HOW TO COMPLETE THIS TASK
Repeat each entry exactly; omit all pictures.

(Page and application data records)
◆ ◆ ◆ ◆ ◆ ◆ ◆

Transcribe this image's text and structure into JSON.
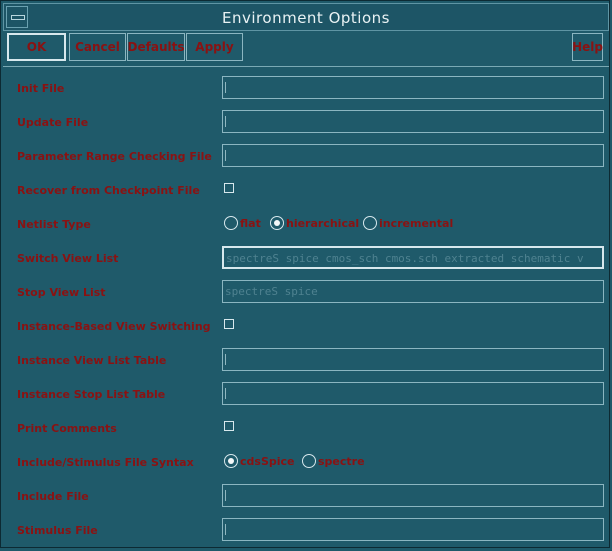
{
  "window": {
    "title": "Environment Options"
  },
  "toolbar": {
    "ok": "OK",
    "cancel": "Cancel",
    "defaults": "Defaults",
    "apply": "Apply",
    "help": "Help"
  },
  "form": {
    "init_file": {
      "label": "Init File",
      "value": ""
    },
    "update_file": {
      "label": "Update File",
      "value": ""
    },
    "parameter_range_checking_file": {
      "label": "Parameter Range Checking File",
      "value": ""
    },
    "recover_from_checkpoint_file": {
      "label": "Recover from Checkpoint File",
      "checked": false
    },
    "netlist_type": {
      "label": "Netlist Type",
      "options": [
        "flat",
        "hierarchical",
        "incremental"
      ],
      "selected": "hierarchical"
    },
    "switch_view_list": {
      "label": "Switch View List",
      "value": "spectreS spice cmos_sch cmos.sch extracted schematic v"
    },
    "stop_view_list": {
      "label": "Stop View List",
      "value": "spectreS spice"
    },
    "instance_based_view_switching": {
      "label": "Instance-Based View Switching",
      "checked": false
    },
    "instance_view_list_table": {
      "label": "Instance View List Table",
      "value": ""
    },
    "instance_stop_list_table": {
      "label": "Instance Stop List Table",
      "value": ""
    },
    "print_comments": {
      "label": "Print Comments",
      "checked": false
    },
    "include_stimulus_file_syntax": {
      "label": "Include/Stimulus File Syntax",
      "options": [
        "cdsSpice",
        "spectre"
      ],
      "selected": "cdsSpice"
    },
    "include_file": {
      "label": "Include File",
      "value": ""
    },
    "stimulus_file": {
      "label": "Stimulus File",
      "value": ""
    }
  }
}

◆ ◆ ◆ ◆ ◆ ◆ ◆

PROBLEM SOLUTION
Transcribe this image's text and structure into JSON.
{
  "window": {
    "title": "Environment Options"
  },
  "toolbar": {
    "ok": "OK",
    "cancel": "Cancel",
    "defaults": "Defaults",
    "apply": "Apply",
    "help": "Help"
  },
  "form": {
    "init_file": {
      "label": "Init File",
      "value": ""
    },
    "update_file": {
      "label": "Update File",
      "value": ""
    },
    "parameter_range_checking_file": {
      "label": "Parameter Range Checking File",
      "value": ""
    },
    "recover_from_checkpoint_file": {
      "label": "Recover from Checkpoint File",
      "checked": false
    },
    "netlist_type": {
      "label": "Netlist Type",
      "options": [
        "flat",
        "hierarchical",
        "incremental"
      ],
      "selected": "hierarchical"
    },
    "switch_view_list": {
      "label": "Switch View List",
      "value": "spectreS spice cmos_sch cmos.sch extracted schematic v"
    },
    "stop_view_list": {
      "label": "Stop View List",
      "value": "spectreS spice"
    },
    "instance_based_view_switching": {
      "label": "Instance-Based View Switching",
      "checked": false
    },
    "instance_view_list_table": {
      "label": "Instance View List Table",
      "value": ""
    },
    "instance_stop_list_table": {
      "label": "Instance Stop List Table",
      "value": ""
    },
    "print_comments": {
      "label": "Print Comments",
      "checked": false
    },
    "include_stimulus_file_syntax": {
      "label": "Include/Stimulus File Syntax",
      "options": [
        "cdsSpice",
        "spectre"
      ],
      "selected": "cdsSpice"
    },
    "include_file": {
      "label": "Include File",
      "value": ""
    },
    "stimulus_file": {
      "label": "Stimulus File",
      "value": ""
    }
  }
}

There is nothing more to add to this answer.